It seems like no tech company is safe, not even Google.

On Tuesday, Google CEO Sundar Pichai spoke ambiguously about plans to increase efficiency at the company during the tech Code Conference in Los Angeles.

“The more we try to understand the macroeconomic, we feel very uncertain about it,” the CEO told moderator Kara Swisher. “The macroeconomic performance is correlated to ad spend, consumer spend, and so on.”

Pichai cited a noticeable slowdown in productivity after mass headcount increases.

Alphabet, Google’s parent company, increased its total number of employees by an estimated 15.67% from 2020 to 2021, with an impressive 6,500 employees hired in Q4 of 2021 alone.

“We want to make sure as a company when you have fewer resources than before, you are prioritizing all the right things to be working on and your employees are really productive that they can actually have impact on the things they’re working on so that’s what we are spending our time on,” Pichai said.

The CEO noted the benefits of having a lower headcount at a larger company.

“Sometimes there are areas to make progress [where] you have three people making decisions, understanding that and bringing it down to two or one improves efficiency by 20%,” he said.

This is not the first time Pichai has hinted toward “uncertainty” for the company in recent months.

In July, the CEO sent an internal memo to employees announcing that the company would be slowing down hiring into 2023 and urging current employees to work with “greater urgency, sharper focus, and more hunger.”

Pichai then rolled out the ‘Simplicity Sprint’ internally, an initiative where Google employees were surveyed on three questions about working on the company through the middle of last month in hopes that executives from the company would be able to take some employee suggestions and turn them into policy.

The company reported relatively weak earnings in Q2 of 2022, with revenue slowing to a 13% increase versus 62% from the year prior.

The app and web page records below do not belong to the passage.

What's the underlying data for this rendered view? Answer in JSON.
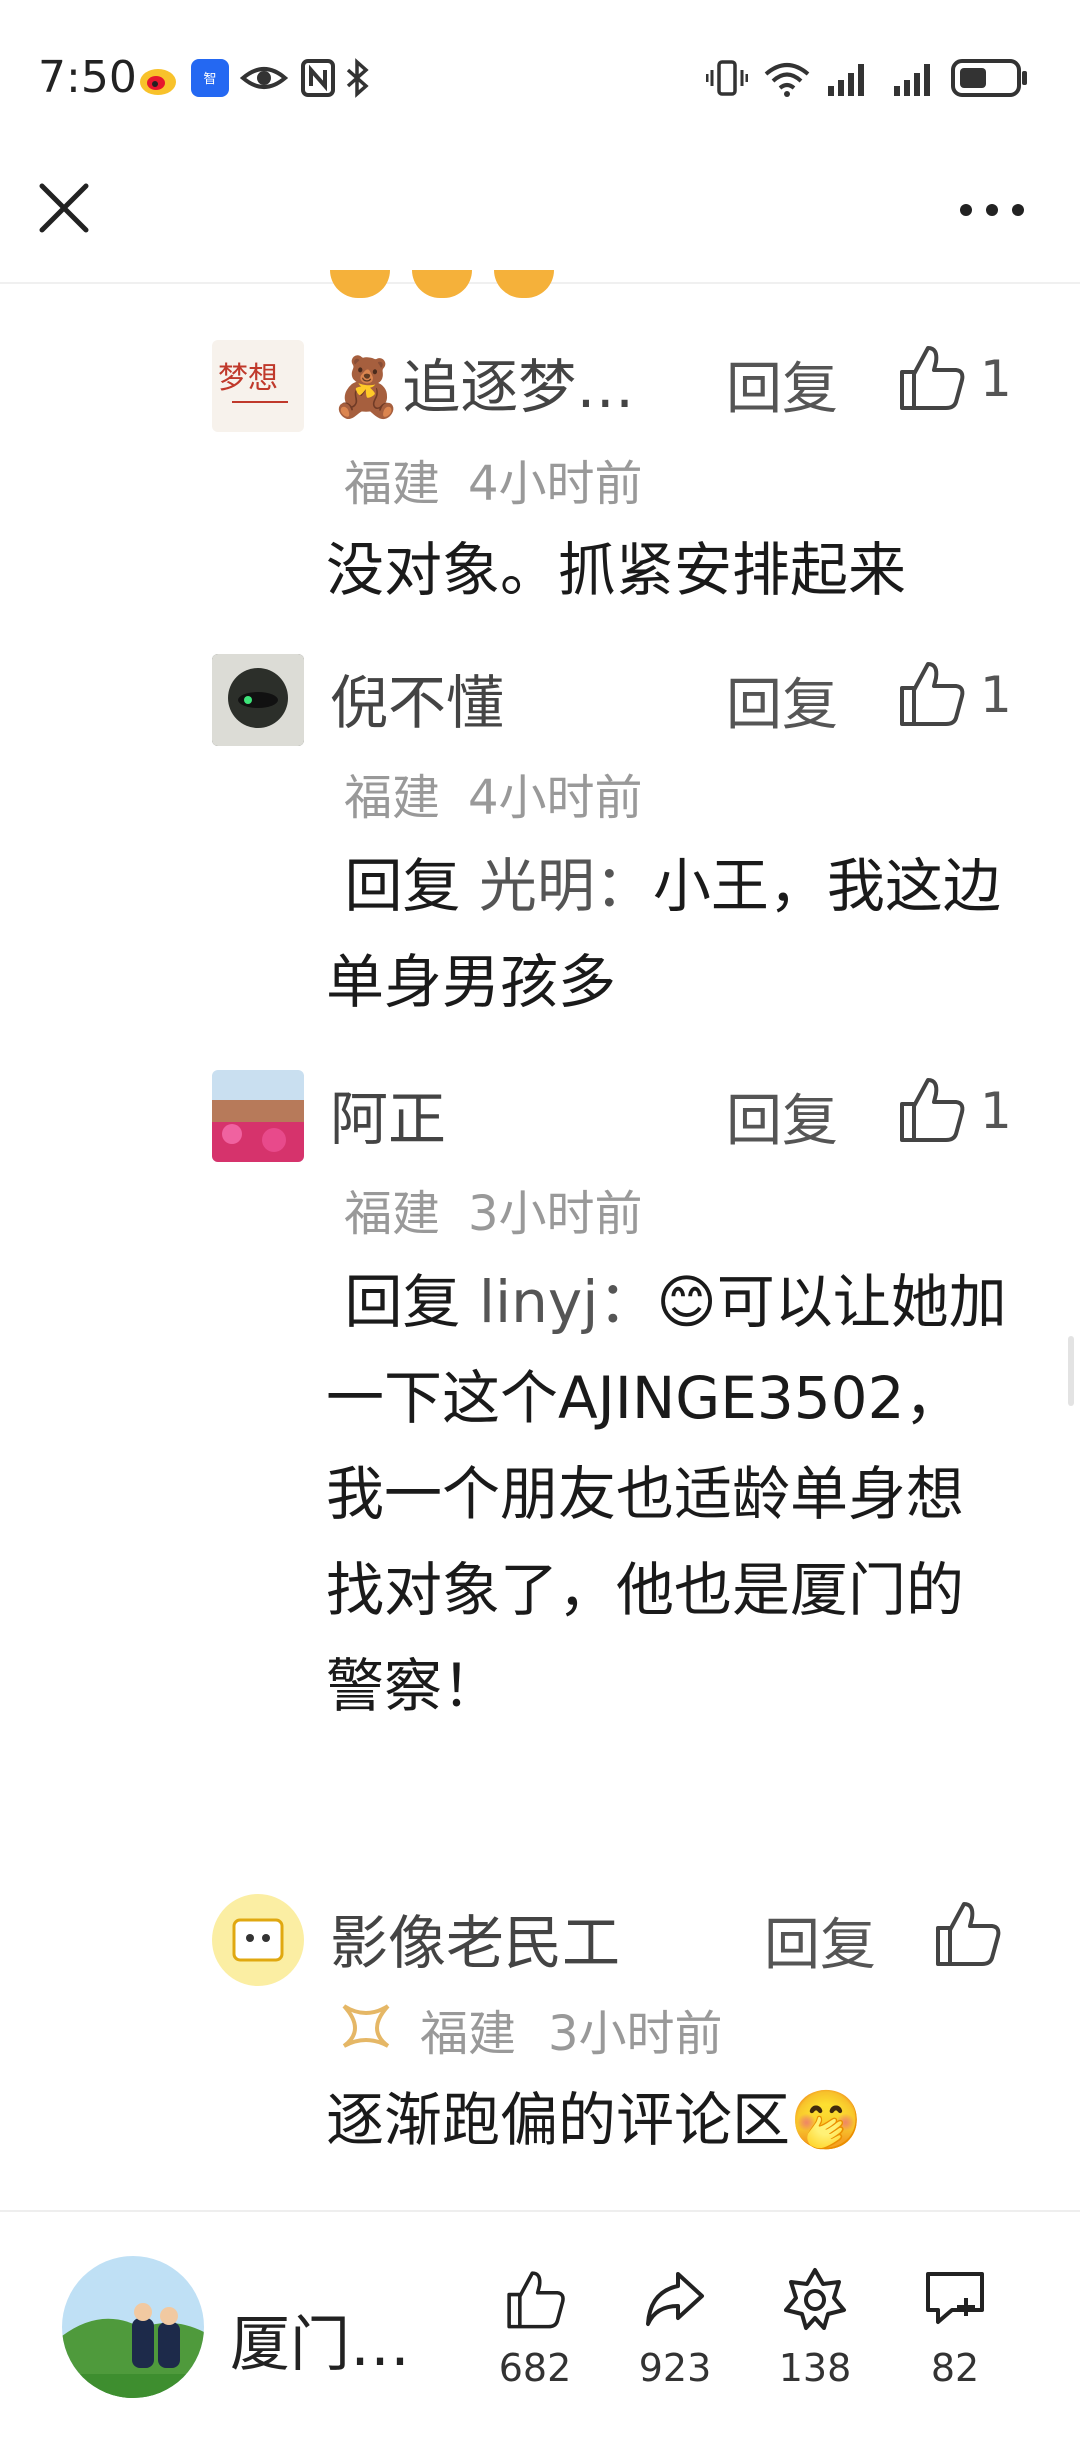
{
  "status_bar": {
    "time": "7:50",
    "icons": [
      "weibo-icon",
      "baidu-app-icon",
      "eye-icon",
      "nfc-icon",
      "bluetooth-icon",
      "vibrate-icon",
      "wifi-icon",
      "signal-icon",
      "signal-icon",
      "battery-icon"
    ]
  },
  "top_bar": {
    "close_icon": "close-icon",
    "more_icon": "more-icon"
  },
  "comments": [
    {
      "name": "🧸追逐梦…",
      "reply_label": "回复",
      "likes": "1",
      "region": "福建",
      "time": "4小时前",
      "text": "没对象。抓紧安排起来",
      "avatar_text": "梦想"
    },
    {
      "name": "倪不懂",
      "reply_label": "回复",
      "likes": "1",
      "region": "福建",
      "time": "4小时前",
      "reply_prefix": "回复",
      "reply_to": "光明：",
      "text": "小王，我这边单身男孩多"
    },
    {
      "name": "阿正",
      "reply_label": "回复",
      "likes": "1",
      "region": "福建",
      "time": "3小时前",
      "reply_prefix": "回复",
      "reply_to": "linyj：",
      "emoji": "😊",
      "text": "可以让她加一下这个AJINGE3502，我一个朋友也适龄单身想找对象了，他也是厦门的警察！"
    },
    {
      "name": "影像老民工",
      "reply_label": "回复",
      "likes": "",
      "region": "福建",
      "time": "3小时前",
      "text": "逐渐跑偏的评论区",
      "emoji": "🤭"
    }
  ],
  "bottom_bar": {
    "account_name": "厦门…",
    "like_count": "682",
    "share_count": "923",
    "favorite_count": "138",
    "comment_count": "82"
  }
}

As of Wednesday afternoon, Alphabet was down just over 25% in a one-year period.


All rights reserved Jenson Knight.